June 15, 2005

Venice discovers the 'f' word
Rachel Campbell-Johnston

Feminism is in the air, but it’s mostly rather tranquil

A STRONG whiff of feminism rises from the lagoon this summer. For the first time in its more than a hundred year history the Venice Biennale is directed by women. Two Spanish art historians, María de Corral and Rosa Martínez, have been the curators, respectively, of the shows The Experience of Art, which is staged in the Italian pavilion, and Always a Little Further, which rambles through the long corridors of the Arsenale.
Enter the latter show and the agenda is blatant. A huge chandelier made of tampons hangs suspended in the atrium. And if that isn’t enough, surrounding posters emblazon the feminist message. “Where are the women artists of Venice?” demand the Guerrilla Girls. “Under the men” is the answer, it seems. The majority of works by the great female artists who came from this city remain in the basements of its museums.

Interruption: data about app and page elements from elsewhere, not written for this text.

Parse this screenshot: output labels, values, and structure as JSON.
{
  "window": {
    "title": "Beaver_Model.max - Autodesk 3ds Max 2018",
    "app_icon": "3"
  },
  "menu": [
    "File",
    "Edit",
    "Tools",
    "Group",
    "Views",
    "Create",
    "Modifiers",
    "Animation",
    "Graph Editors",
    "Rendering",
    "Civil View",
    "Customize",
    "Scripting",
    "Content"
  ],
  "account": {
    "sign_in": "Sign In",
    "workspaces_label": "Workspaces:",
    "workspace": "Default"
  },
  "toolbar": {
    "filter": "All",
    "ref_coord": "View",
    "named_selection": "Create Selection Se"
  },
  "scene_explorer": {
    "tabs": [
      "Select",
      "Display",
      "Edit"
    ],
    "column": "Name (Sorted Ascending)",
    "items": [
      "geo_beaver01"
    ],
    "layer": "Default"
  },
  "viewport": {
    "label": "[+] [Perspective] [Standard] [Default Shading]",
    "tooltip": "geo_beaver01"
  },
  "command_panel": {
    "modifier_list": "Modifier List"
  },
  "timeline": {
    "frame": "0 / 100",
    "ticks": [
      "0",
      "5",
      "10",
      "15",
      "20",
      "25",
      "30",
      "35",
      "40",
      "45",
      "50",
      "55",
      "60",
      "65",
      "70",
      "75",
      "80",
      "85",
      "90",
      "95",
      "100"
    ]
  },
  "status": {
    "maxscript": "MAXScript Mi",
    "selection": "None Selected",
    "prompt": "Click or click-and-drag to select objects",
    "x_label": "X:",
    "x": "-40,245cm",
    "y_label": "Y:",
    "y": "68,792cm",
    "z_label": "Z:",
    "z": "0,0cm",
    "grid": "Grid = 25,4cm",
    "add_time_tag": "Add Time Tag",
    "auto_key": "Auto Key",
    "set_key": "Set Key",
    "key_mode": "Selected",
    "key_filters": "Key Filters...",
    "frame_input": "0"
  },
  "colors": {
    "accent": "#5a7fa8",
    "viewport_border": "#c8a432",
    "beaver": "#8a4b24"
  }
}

Fortunately the entire exhibition is not so belligerent — in fact rather the opposite. Where the last biennale was aggressively competitive, this year’s womanly touch spreads a calmer mood. For a start there are barely a third as many works on display. There is time for contemplation and a more measured appraisal.
Combative political arguments seem to give way to more meditative inclinations. As visitors are invited to lie on a bier and contemplate their mortality to the accompaniment of a computerised song they have selected, to observe the “Tears of St Lawrence” falling through the night sky, to visit the island of poetry or “Find the Garden of Eden”, an atmosphere of retreat is created. Culture seems to yearn for some transcendent realm that lies beyond bleak reality, to look through the postmodern patterns that swirl on surfaces into the depths of some Romantic realm that lies beyond.